Panties in a Twist… Just Not Comfortable Biking!

Have you ever been in a situation that was so ENTIRELY awkward, uncomfortable, and near puke-inducing that the only way to get out of there fast enough would be to go back in time and put yourself in a sleeper-hold!?  I have.  As my train of thought is more like a train wreck on an acid trip than a linear thought process, I ask that the lovely and becoming Bike Commuters readers bear with me… I promise journey will end with bikes abounding!

This photo is a carrot to keep you reading on...

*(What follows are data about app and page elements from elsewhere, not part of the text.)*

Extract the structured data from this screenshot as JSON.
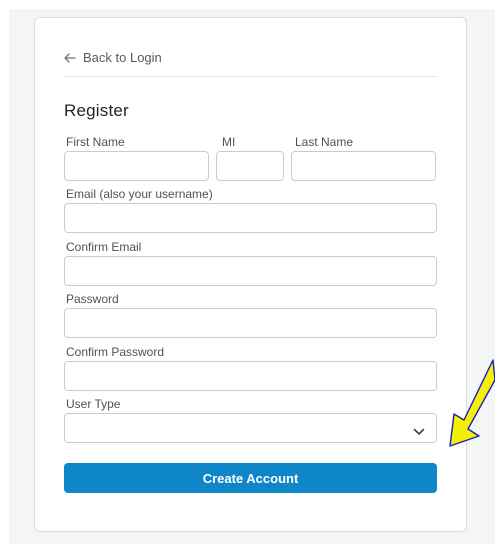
{
  "back_link": {
    "label": "Back to Login",
    "icon": "arrow-left-icon"
  },
  "form": {
    "title": "Register",
    "first_name": {
      "label": "First Name",
      "value": ""
    },
    "mi": {
      "label": "MI",
      "value": ""
    },
    "last_name": {
      "label": "Last Name",
      "value": ""
    },
    "email": {
      "label": "Email (also your username)",
      "value": ""
    },
    "confirm_email": {
      "label": "Confirm Email",
      "value": ""
    },
    "password": {
      "label": "Password",
      "value": ""
    },
    "confirm_password": {
      "label": "Confirm Password",
      "value": ""
    },
    "user_type": {
      "label": "User Type",
      "selected": "",
      "icon": "chevron-down-icon"
    },
    "submit_label": "Create Account"
  },
  "colors": {
    "primary_button": "#0f86c7",
    "annotation_arrow_fill": "#f5f000",
    "annotation_arrow_stroke": "#1a1fbf"
  }
}
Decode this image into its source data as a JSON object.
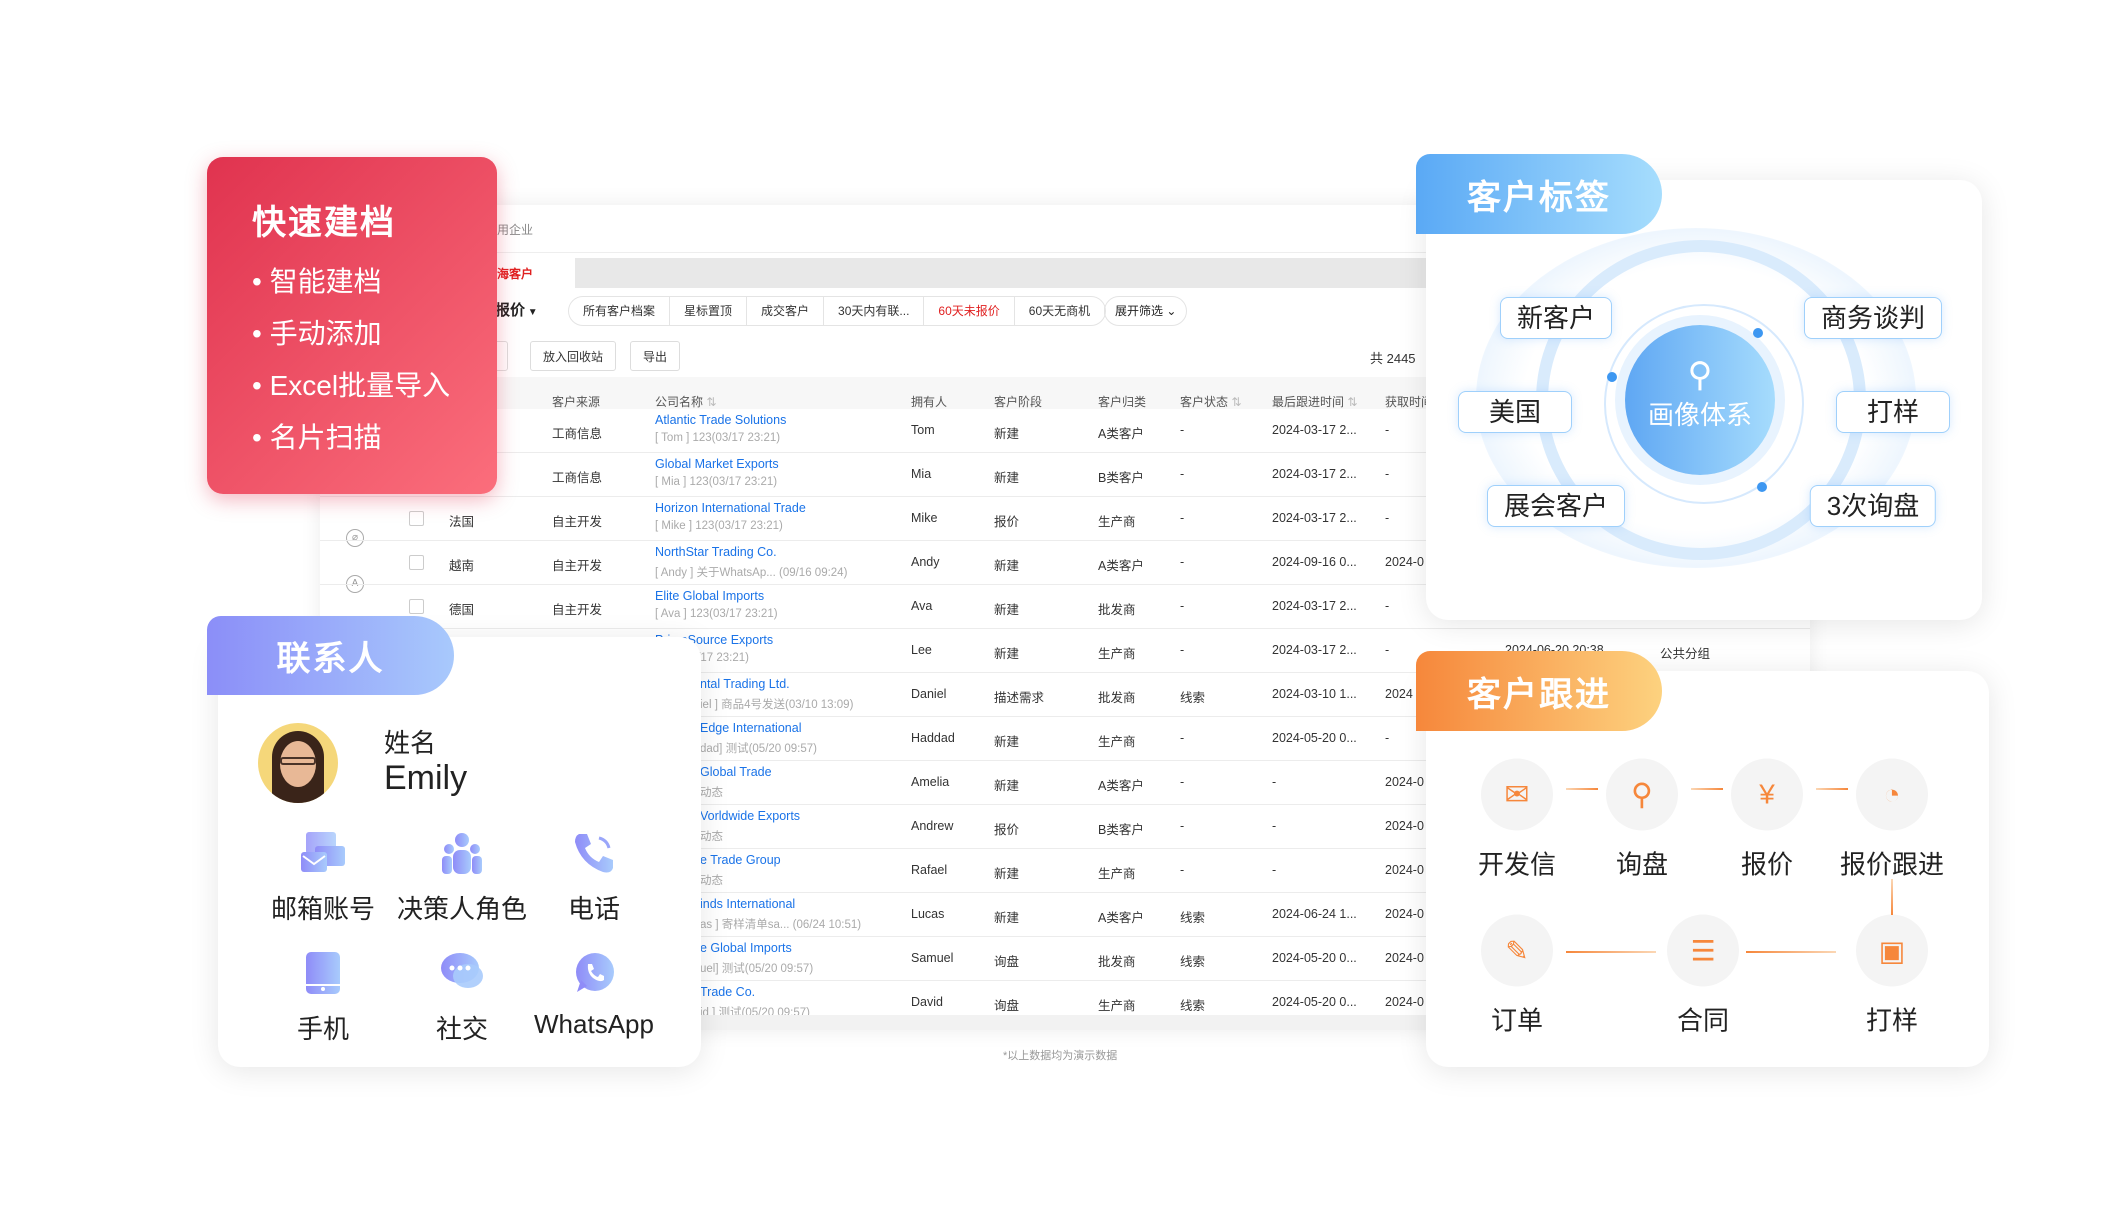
{
  "crm": {
    "nav_crumb": "用企业",
    "active_tab": "海客户",
    "view_selector": "未报价",
    "filter_chips": [
      "所有客户档案",
      "星标置顶",
      "成交客户",
      "30天内有联...",
      "60天未报价",
      "60天无商机"
    ],
    "active_chip_index": 4,
    "expand_filter": "展开筛选",
    "actions": [
      "取",
      "放入回收站",
      "导出"
    ],
    "total": "共 2445",
    "columns": [
      "客户来源",
      "公司名称",
      "拥有人",
      "客户阶段",
      "客户归类",
      "客户状态",
      "最后跟进时间",
      "获取时间"
    ],
    "sortable_columns": [
      "公司名称",
      "客户状态",
      "最后跟进时间"
    ],
    "rows": [
      {
        "country": "",
        "source": "工商信息",
        "company": "Atlantic Trade Solutions",
        "sub": "[ Tom ] 123(03/17 23:21)",
        "owner": "Tom",
        "stage": "新建",
        "category": "A类客户",
        "status": "-",
        "last": "2024-03-17 2...",
        "acquired": "-"
      },
      {
        "country": "",
        "source": "工商信息",
        "company": "Global Market Exports",
        "sub": "[ Mia ] 123(03/17 23:21)",
        "owner": "Mia",
        "stage": "新建",
        "category": "B类客户",
        "status": "-",
        "last": "2024-03-17 2...",
        "acquired": "-"
      },
      {
        "country": "法国",
        "source": "自主开发",
        "company": "Horizon International Trade",
        "sub": "[ Mike ] 123(03/17 23:21)",
        "owner": "Mike",
        "stage": "报价",
        "category": "生产商",
        "status": "-",
        "last": "2024-03-17 2...",
        "acquired": "-"
      },
      {
        "country": "越南",
        "source": "自主开发",
        "company": "NorthStar Trading Co.",
        "sub": "[ Andy ] 关于WhatsAp... (09/16 09:24)",
        "owner": "Andy",
        "stage": "新建",
        "category": "A类客户",
        "status": "-",
        "last": "2024-09-16 0...",
        "acquired": "2024-0"
      },
      {
        "country": "德国",
        "source": "自主开发",
        "company": "Elite Global Imports",
        "sub": "[ Ava ] 123(03/17 23:21)",
        "owner": "Ava",
        "stage": "新建",
        "category": "批发商",
        "status": "-",
        "last": "2024-03-17 2...",
        "acquired": "-"
      },
      {
        "country": "",
        "source": "",
        "company": "PrimeSource Exports",
        "sub": "] 123(03/17 23:21)",
        "owner": "Lee",
        "stage": "新建",
        "category": "生产商",
        "status": "-",
        "last": "2024-03-17 2...",
        "acquired": "-",
        "extra1": "2024-06-20 20:38",
        "extra2": "公共分组"
      },
      {
        "country": "",
        "source": "",
        "company": "ntal Trading Ltd.",
        "sub": "iel ] 商品4号发送(03/10 13:09)",
        "owner": "Daniel",
        "stage": "描述需求",
        "category": "批发商",
        "status": "线索",
        "last": "2024-03-10 1...",
        "acquired": "2024"
      },
      {
        "country": "",
        "source": "",
        "company": "Edge International",
        "sub": "dad] 测试(05/20 09:57)",
        "owner": "Haddad",
        "stage": "新建",
        "category": "生产商",
        "status": "-",
        "last": "2024-05-20 0...",
        "acquired": "-"
      },
      {
        "country": "",
        "source": "",
        "company": "Global Trade",
        "sub": "动态",
        "owner": "Amelia",
        "stage": "新建",
        "category": "A类客户",
        "status": "-",
        "last": "-",
        "acquired": "2024-0"
      },
      {
        "country": "",
        "source": "",
        "company": "Vorldwide Exports",
        "sub": "动态",
        "owner": "Andrew",
        "stage": "报价",
        "category": "B类客户",
        "status": "-",
        "last": "-",
        "acquired": "2024-0"
      },
      {
        "country": "",
        "source": "",
        "company": "e Trade Group",
        "sub": "动态",
        "owner": "Rafael",
        "stage": "新建",
        "category": "生产商",
        "status": "-",
        "last": "-",
        "acquired": "2024-0"
      },
      {
        "country": "",
        "source": "",
        "company": "inds International",
        "sub": "as ] 寄样清单sa... (06/24 10:51)",
        "owner": "Lucas",
        "stage": "新建",
        "category": "A类客户",
        "status": "线索",
        "last": "2024-06-24 1...",
        "acquired": "2024-0"
      },
      {
        "country": "",
        "source": "",
        "company": "e Global Imports",
        "sub": "uel] 测试(05/20 09:57)",
        "owner": "Samuel",
        "stage": "询盘",
        "category": "批发商",
        "status": "线索",
        "last": "2024-05-20 0...",
        "acquired": "2024-0"
      },
      {
        "country": "",
        "source": "",
        "company": "Trade Co.",
        "sub": "id ] 测试(05/20 09:57)",
        "owner": "David",
        "stage": "询盘",
        "category": "生产商",
        "status": "线索",
        "last": "2024-05-20 0...",
        "acquired": "2024-0"
      }
    ],
    "footnote": "*以上数据均为演示数据"
  },
  "quick_create": {
    "title": "快速建档",
    "items": [
      "智能建档",
      "手动添加",
      "Excel批量导入",
      "名片扫描"
    ]
  },
  "contacts": {
    "title": "联系人",
    "name_label": "姓名",
    "name": "Emily",
    "items": [
      {
        "label": "邮箱账号",
        "icon": "mailbox-icon"
      },
      {
        "label": "决策人角色",
        "icon": "people-icon"
      },
      {
        "label": "电话",
        "icon": "phone-icon"
      },
      {
        "label": "手机",
        "icon": "mobile-icon"
      },
      {
        "label": "社交",
        "icon": "chat-icon"
      },
      {
        "label": "WhatsApp",
        "icon": "whatsapp-icon"
      }
    ]
  },
  "tags": {
    "title": "客户标签",
    "center": "画像体系",
    "items": [
      "新客户",
      "商务谈判",
      "美国",
      "打样",
      "展会客户",
      "3次询盘"
    ]
  },
  "followup": {
    "title": "客户跟进",
    "steps": [
      "开发信",
      "询盘",
      "报价",
      "报价跟进",
      "打样",
      "合同",
      "订单"
    ]
  },
  "colors": {
    "red_card": "#e8415a",
    "contact_accent": "#8f9cfb",
    "tag_accent": "#5aa9f5",
    "follow_accent": "#f6873b",
    "link": "#1a73e8",
    "active_chip": "#e02020"
  }
}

Ultimate Fail: The other day I decided to try to be a supportive co-worker by joining my colleague (let’s call him “Bloop” for the sake of anonymity) after work in his sport of choice: ULTIMATE. FRISBEE.  Bloop is a new co-worker at the office who bikes to work (he has single-handedly dismantled our 100% female bike commuters record) and is as enthusiastic about playing some Disc as I am about riding some Bike.  Bloop teaches a beginner workshop on how to play Ultimate at the Ala Moana Beach park only 5 minutes away from the office by bike.  Let’s all recap that I am anti-sports involving balls, equipment, and coordination of handling said balls or equipment.  I generally abstain from flying discs and balls but decided to make an exception.

I roll up to this beyotch (Macedonian pronunciation of “beach”) and see 30-40 people in cut-off tanks running, chasing, discing, throwing, and yelling simultaneously.  No noodley-floppy, dorktastic, non-disculated newbies eating shit and listfully prancing in the sunset like I had envisioned.  I frantically scan for Bloop who is sitting on the sidelines waiting to “sub in”.  Well shoot me in the faccia (Italian for “face”)!  I had shown up on Hardcore Pick-Up Ultimate Frisbee Day instead of Newbie What’s a Frisbee? Day.  Before me, the spartan kings of all unconventional, hippie, drunken-athlete sports were tearing it up on the beyotch.  Bloop insisted that this was “really no big deal, and nobody cares if you suck! It’s all just for fun!”  RIIIIIGHT.  I attempted to throw and catch some disc with Bloop for a solid minute (backhand, forehand, WTF??!!!) and then almost vomited on myself right before I grabbed the Xootie, hurriedly shouted goodbye and rode home.  Panties in full twist, I had to stand on the pedals the whole way back…  In a panic, I then plunged head first into the jacuzzi for an Ultimate cleansing, figuring the high temps would kill off the awkward germs.

Faccia is Italian for Face.

Back to Bikes: There are some individuals I know who will again remain nameless (for the sake of this article, let’s call them “Lumps”) who must feel the same way about cycling!  One of my aunties is a self-proclaimed Lump: she attended UC Davis in the 70s and wanted to fit in with all the bikey college students.  Auntie Lump was so uncomfortable with the act of cycling that she bought a bike just to walk around campus with it everyday!  Other Lumps tell me all the time, “No way in HELL I’d get on a bike… I haven’t been on one of those contraptions since my abacus broke!”  Some people have no desire to try, claiming phobia of two-wheeled objects, that pedaling gives them carpul tunnel, or taintal allergies keep them from perching their sensitive bums on bicycle saddles for longer than 5 seconds.

To me, and many bike commuters, riding a bike may have been a bit uncomfortable at first… the first time I used hand brakes instead of coaster brakes, road drops instead of flat bars, or clippie shoes have all put my bike shorts in a temporary twist at one point in time.  But eventually we come around.  I honestly have ZERO desire to ever come around to Ultimate Frisbee, or doing something weird with a “disc” that they call a Land Shark.  Are there Lumps out there with equivalent sentiments towards bike commuting?  You guys must know a few…  In the Lands of Nether, biking is an everyday means of transportation.  If that’s the case then maybe Tron is the the land where Disc is an everyday means of beating the living crap out of your enemies.

Anyway, thanks for sticking with it, Bike Commuters.  For those of you who made it to the end of this crack party ride, I leave you with some images from my Bike P0Rn presentation last summer.  Thanks to the readers who contributed their photos!

Me likey your Bikey!